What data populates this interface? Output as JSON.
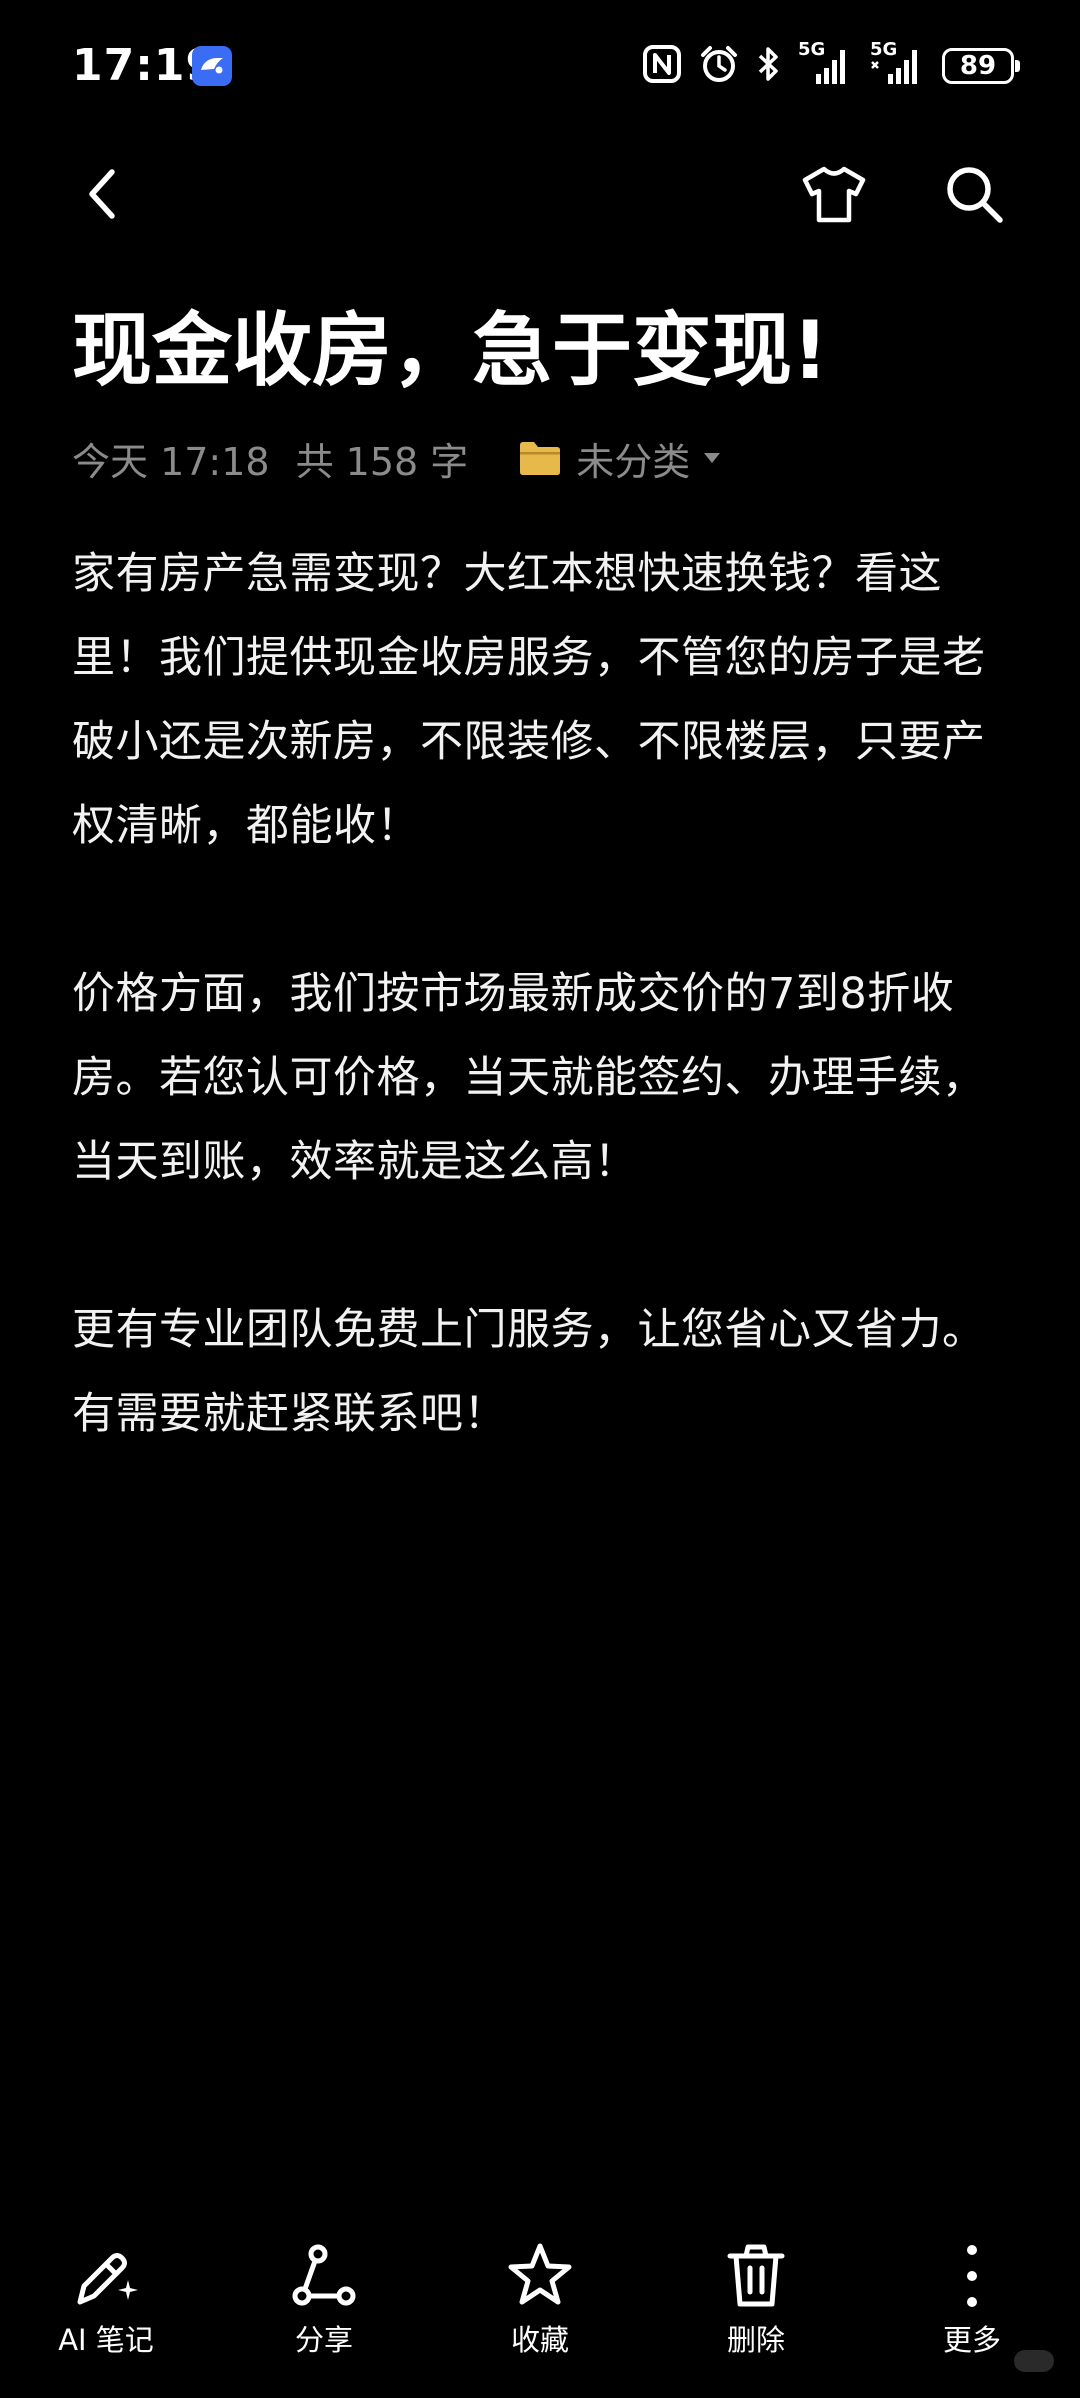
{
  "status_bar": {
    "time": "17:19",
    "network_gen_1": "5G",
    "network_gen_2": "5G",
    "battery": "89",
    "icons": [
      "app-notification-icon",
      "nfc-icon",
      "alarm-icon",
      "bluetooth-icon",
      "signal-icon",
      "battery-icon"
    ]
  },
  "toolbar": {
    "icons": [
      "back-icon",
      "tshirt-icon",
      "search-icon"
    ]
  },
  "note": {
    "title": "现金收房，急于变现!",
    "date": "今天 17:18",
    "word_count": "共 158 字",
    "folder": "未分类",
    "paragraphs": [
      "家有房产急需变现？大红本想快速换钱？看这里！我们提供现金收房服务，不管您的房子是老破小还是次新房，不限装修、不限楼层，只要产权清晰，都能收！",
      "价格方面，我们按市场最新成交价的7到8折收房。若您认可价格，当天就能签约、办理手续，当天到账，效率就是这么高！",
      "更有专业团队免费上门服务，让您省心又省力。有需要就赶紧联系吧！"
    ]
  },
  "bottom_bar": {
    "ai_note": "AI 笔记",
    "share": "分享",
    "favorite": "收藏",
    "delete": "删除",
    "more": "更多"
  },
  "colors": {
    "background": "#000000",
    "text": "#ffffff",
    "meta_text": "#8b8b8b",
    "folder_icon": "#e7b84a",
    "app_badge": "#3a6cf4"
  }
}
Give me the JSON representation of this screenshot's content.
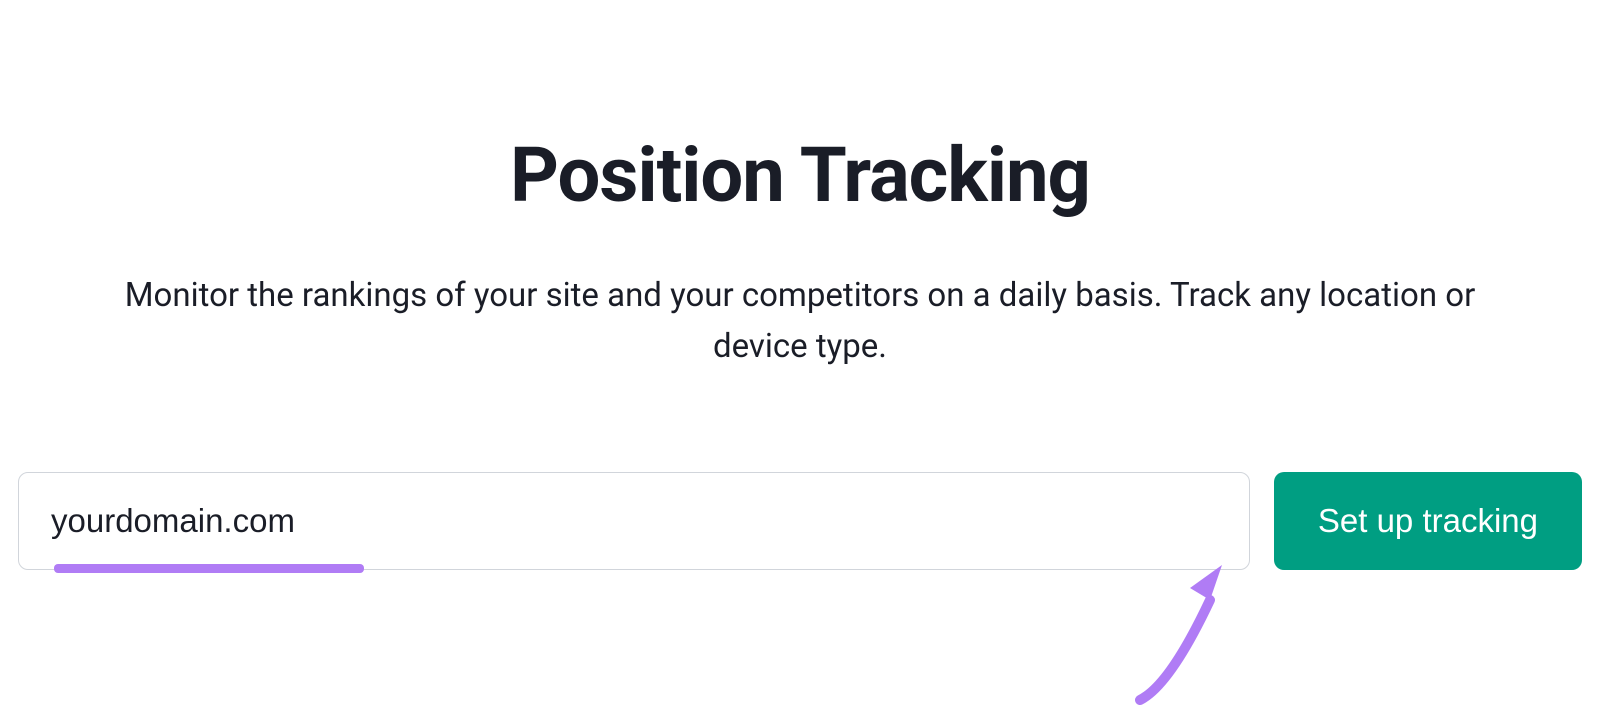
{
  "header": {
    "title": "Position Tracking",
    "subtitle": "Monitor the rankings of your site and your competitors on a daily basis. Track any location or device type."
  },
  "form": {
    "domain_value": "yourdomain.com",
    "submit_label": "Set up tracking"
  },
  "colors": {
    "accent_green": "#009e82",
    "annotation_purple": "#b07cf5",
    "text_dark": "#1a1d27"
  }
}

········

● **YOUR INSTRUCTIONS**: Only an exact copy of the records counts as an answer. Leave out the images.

● **SOLUTION TO THE PROBLEM**:
What data populates this interface? Output as JSON.
{
  "status_bar": {
    "time": "17:19",
    "network_gen_1": "5G",
    "network_gen_2": "5G",
    "battery": "89",
    "icons": [
      "app-notification-icon",
      "nfc-icon",
      "alarm-icon",
      "bluetooth-icon",
      "signal-icon",
      "battery-icon"
    ]
  },
  "toolbar": {
    "icons": [
      "back-icon",
      "tshirt-icon",
      "search-icon"
    ]
  },
  "note": {
    "title": "现金收房，急于变现!",
    "date": "今天 17:18",
    "word_count": "共 158 字",
    "folder": "未分类",
    "paragraphs": [
      "家有房产急需变现？大红本想快速换钱？看这里！我们提供现金收房服务，不管您的房子是老破小还是次新房，不限装修、不限楼层，只要产权清晰，都能收！",
      "价格方面，我们按市场最新成交价的7到8折收房。若您认可价格，当天就能签约、办理手续，当天到账，效率就是这么高！",
      "更有专业团队免费上门服务，让您省心又省力。有需要就赶紧联系吧！"
    ]
  },
  "bottom_bar": {
    "ai_note": "AI 笔记",
    "share": "分享",
    "favorite": "收藏",
    "delete": "删除",
    "more": "更多"
  },
  "colors": {
    "background": "#000000",
    "text": "#ffffff",
    "meta_text": "#8b8b8b",
    "folder_icon": "#e7b84a",
    "app_badge": "#3a6cf4"
  }
}
Give me the JSON representation of this screenshot's content.
{
  "header": {
    "title": "Position Tracking",
    "subtitle": "Monitor the rankings of your site and your competitors on a daily basis. Track any location or device type."
  },
  "form": {
    "domain_value": "yourdomain.com",
    "submit_label": "Set up tracking"
  },
  "colors": {
    "accent_green": "#009e82",
    "annotation_purple": "#b07cf5",
    "text_dark": "#1a1d27"
  }
}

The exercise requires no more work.